Just days after uranium miner Paladin Energy denied it discharged polluted water into a river, the company announced a tank failure at its Kayelekera mine has resulted in a spill.
Paladin told the ASX a 20-minnute high-intensity storm resulted in around 25mm of rain falling at the mine site, located in northern Malawi.
As a result, a surge of stormwater caused the liner in the plant run-off tank to rupture, releasing 500 cubic metres of material to the bunded areas of the site, the company said.
Up to 50 litres of the material “overtopped” one of the containment bunds.
“Following discovery of the damaged tank, the company immediately commenced protection and remediation procedures and the site remains secure,” Paladin said.
“A sampling program to analyse water from within the local stream system was also initiated to confirm no contamination occurred.”
The company said local non-government organisations and individuals openly hostile to the company had made false statements about toxic water being discharged into the river.
The company explained that while it did plan to commence the controlled release of surplus water into the local river system during the monsoonal wet season, the water would be treated to meet Malawi and internationally recognised discharge standards, including World Health Organisation drinking water guidelines for uranium content.
However Paladin said that relatively light and infrequent rainfall meant no water has been treated and released to date.

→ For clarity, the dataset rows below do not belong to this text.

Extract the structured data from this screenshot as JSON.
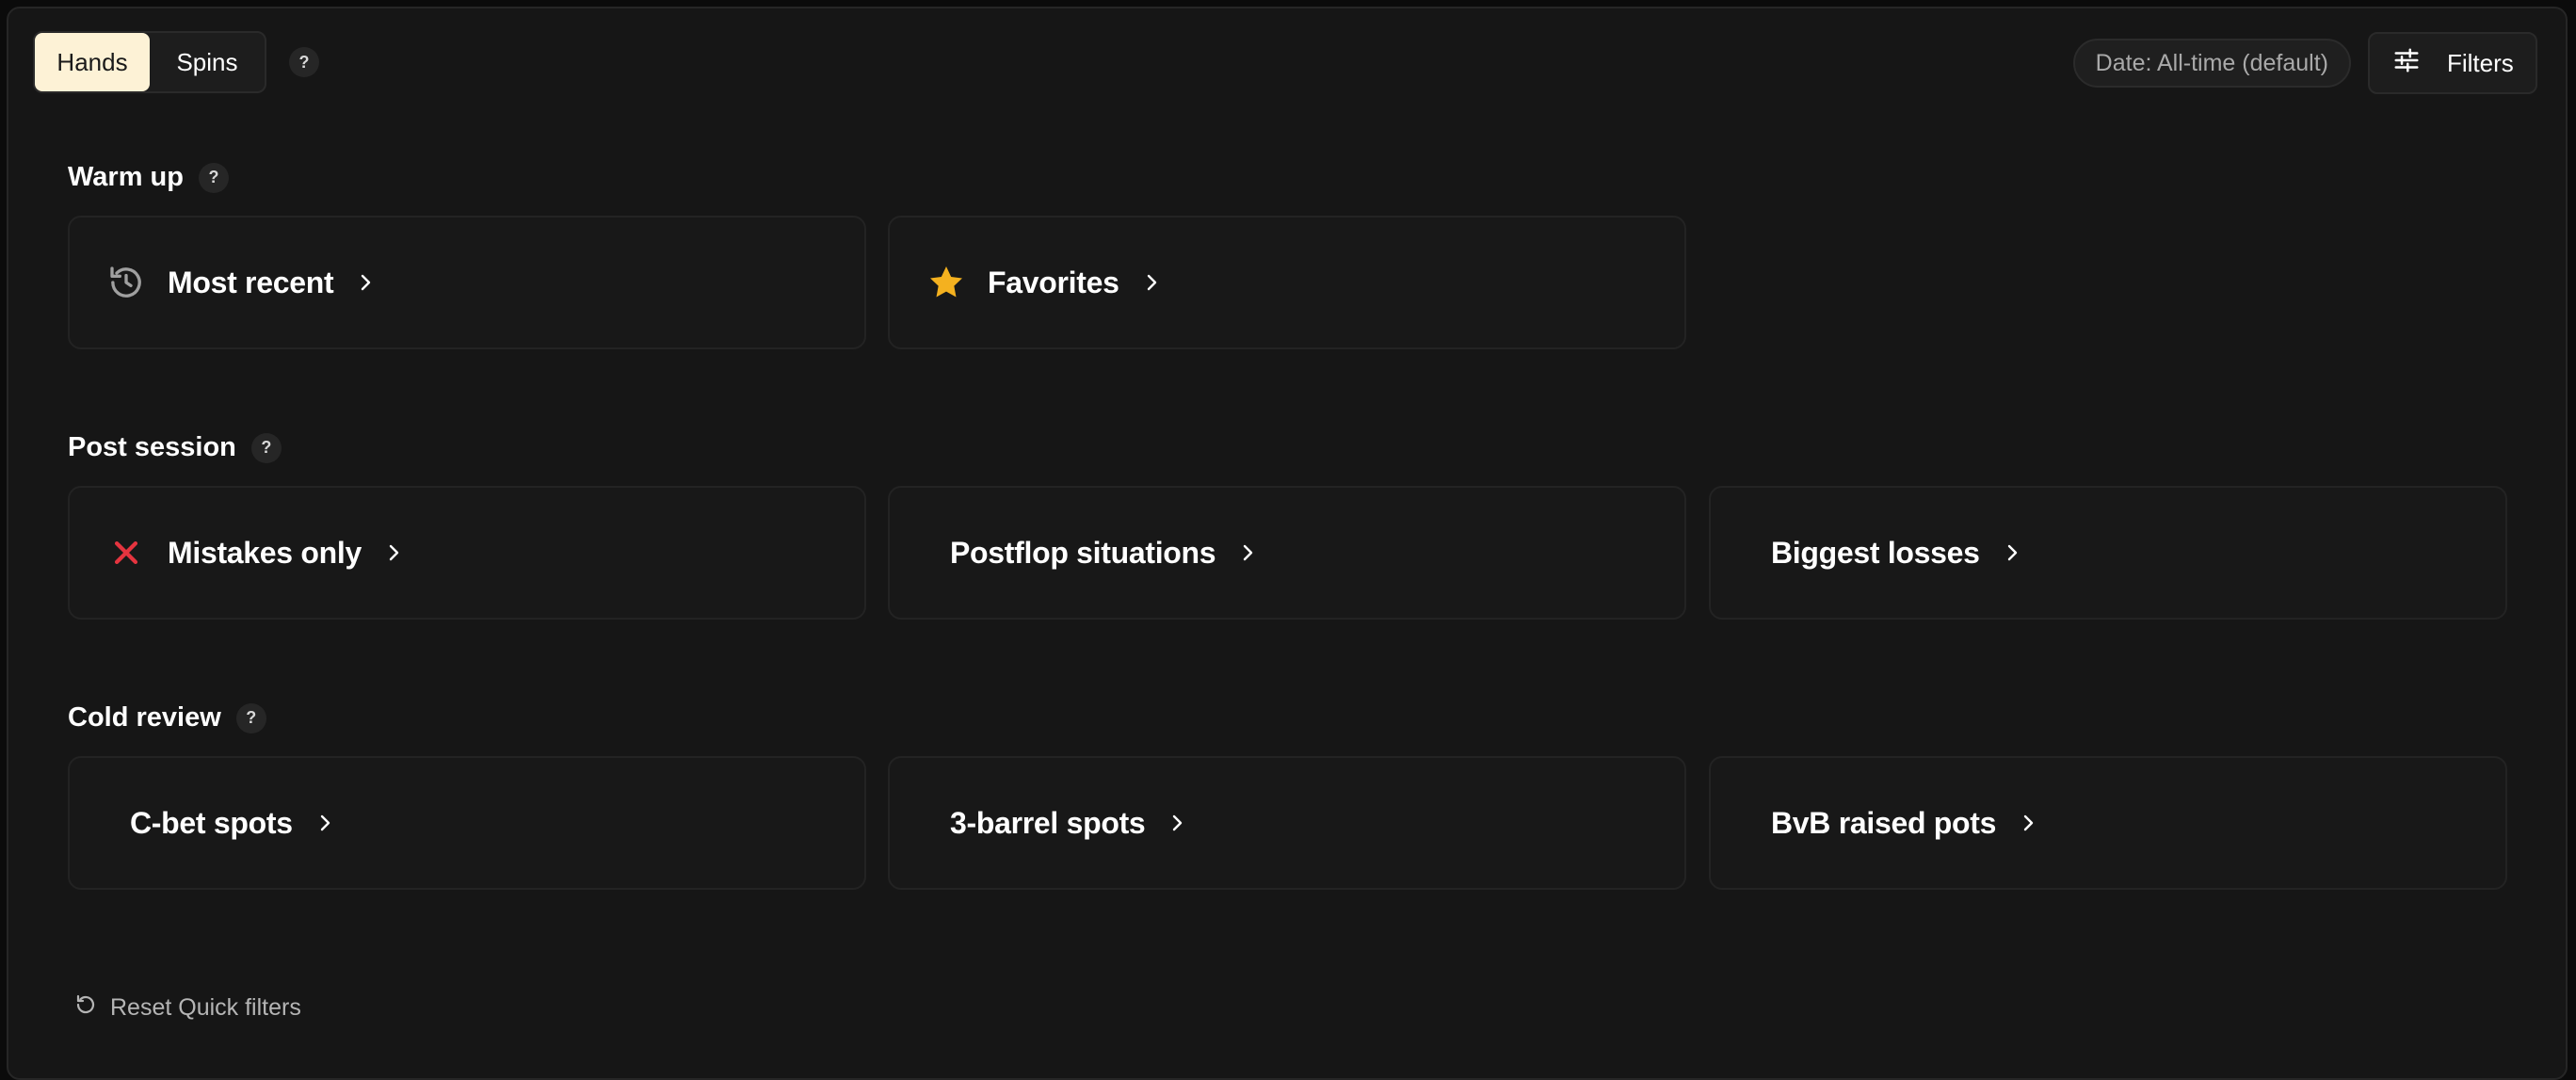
{
  "tabs": {
    "hands_label": "Hands",
    "spins_label": "Spins",
    "help": "?"
  },
  "toolbar": {
    "date_filter": "Date: All-time (default)",
    "filters_label": "Filters"
  },
  "sections": [
    {
      "title": "Warm up",
      "help": "?",
      "cards": [
        {
          "label": "Most recent",
          "icon": "history-icon"
        },
        {
          "label": "Favorites",
          "icon": "star-icon"
        }
      ]
    },
    {
      "title": "Post session",
      "help": "?",
      "cards": [
        {
          "label": "Mistakes only",
          "icon": "x-icon"
        },
        {
          "label": "Postflop situations",
          "icon": ""
        },
        {
          "label": "Biggest losses",
          "icon": ""
        }
      ]
    },
    {
      "title": "Cold review",
      "help": "?",
      "cards": [
        {
          "label": "C-bet spots",
          "icon": ""
        },
        {
          "label": "3-barrel spots",
          "icon": ""
        },
        {
          "label": "BvB raised pots",
          "icon": ""
        }
      ]
    }
  ],
  "reset_label": "Reset Quick filters",
  "colors": {
    "active_tab_bg": "#fdf2d6",
    "star": "#f4b11f",
    "mistake_x": "#e5343f",
    "background": "#161616"
  }
}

Kayelekera mine has been in care and maintenance since February 2014 due to the depressed price of uranium.